**What you need to do**
Every record that follows must be duplicated exactly, with images left out.

**The records**
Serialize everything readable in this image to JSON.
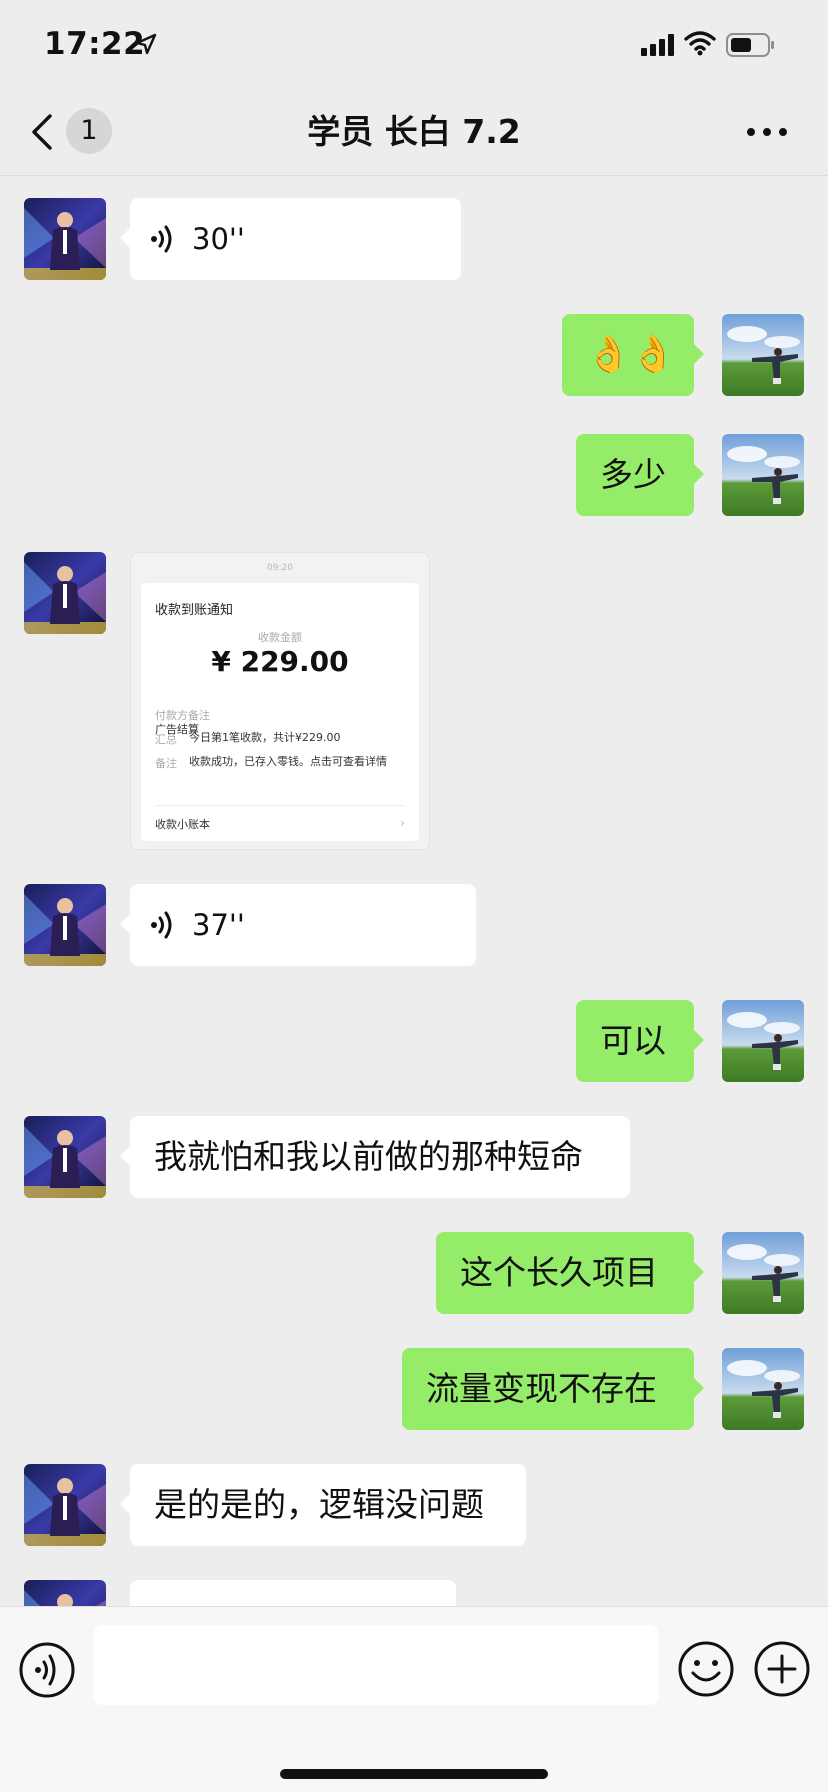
{
  "status_bar": {
    "time": "17:22"
  },
  "nav": {
    "back_badge": "1",
    "title": "学员 长白 7.2"
  },
  "messages": [
    {
      "side": "in",
      "kind": "voice",
      "duration": "30''"
    },
    {
      "side": "out",
      "kind": "text",
      "text": "👌👌"
    },
    {
      "side": "out",
      "kind": "text",
      "text": "多少"
    },
    {
      "side": "in",
      "kind": "image",
      "description": "payment receipt screenshot"
    },
    {
      "side": "in",
      "kind": "voice",
      "duration": "37''"
    },
    {
      "side": "out",
      "kind": "text",
      "text": "可以"
    },
    {
      "side": "in",
      "kind": "text",
      "text": "我就怕和我以前做的那种短命"
    },
    {
      "side": "out",
      "kind": "text",
      "text": "这个长久项目"
    },
    {
      "side": "out",
      "kind": "text",
      "text": "流量变现不存在"
    },
    {
      "side": "in",
      "kind": "text",
      "text": "是的是的，逻辑没问题"
    }
  ],
  "receipt": {
    "top_time": "09:20",
    "heading": "收款到账通知",
    "amount_label": "收款金额",
    "amount": "¥ 229.00",
    "rows": [
      {
        "label": "付款方备注",
        "value": "广告结算"
      },
      {
        "label": "汇总",
        "value": "今日第1笔收款，共计¥229.00"
      },
      {
        "label": "备注",
        "value": "收款成功，已存入零钱。点击可查看详情"
      }
    ],
    "footer": "收款小账本"
  },
  "input": {
    "placeholder": ""
  },
  "colors": {
    "outgoing_bubble": "#95ec69",
    "incoming_bubble": "#ffffff",
    "background": "#ededed"
  }
}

**Solved exercise**
Serialize everything readable in this image to JSON.
{
  "status_bar": {
    "time": "17:22"
  },
  "nav": {
    "back_badge": "1",
    "title": "学员 长白 7.2"
  },
  "messages": [
    {
      "side": "in",
      "kind": "voice",
      "duration": "30''"
    },
    {
      "side": "out",
      "kind": "text",
      "text": "👌👌"
    },
    {
      "side": "out",
      "kind": "text",
      "text": "多少"
    },
    {
      "side": "in",
      "kind": "image",
      "description": "payment receipt screenshot"
    },
    {
      "side": "in",
      "kind": "voice",
      "duration": "37''"
    },
    {
      "side": "out",
      "kind": "text",
      "text": "可以"
    },
    {
      "side": "in",
      "kind": "text",
      "text": "我就怕和我以前做的那种短命"
    },
    {
      "side": "out",
      "kind": "text",
      "text": "这个长久项目"
    },
    {
      "side": "out",
      "kind": "text",
      "text": "流量变现不存在"
    },
    {
      "side": "in",
      "kind": "text",
      "text": "是的是的，逻辑没问题"
    }
  ],
  "receipt": {
    "top_time": "09:20",
    "heading": "收款到账通知",
    "amount_label": "收款金额",
    "amount": "¥ 229.00",
    "rows": [
      {
        "label": "付款方备注",
        "value": "广告结算"
      },
      {
        "label": "汇总",
        "value": "今日第1笔收款，共计¥229.00"
      },
      {
        "label": "备注",
        "value": "收款成功，已存入零钱。点击可查看详情"
      }
    ],
    "footer": "收款小账本"
  },
  "input": {
    "placeholder": ""
  },
  "colors": {
    "outgoing_bubble": "#95ec69",
    "incoming_bubble": "#ffffff",
    "background": "#ededed"
  }
}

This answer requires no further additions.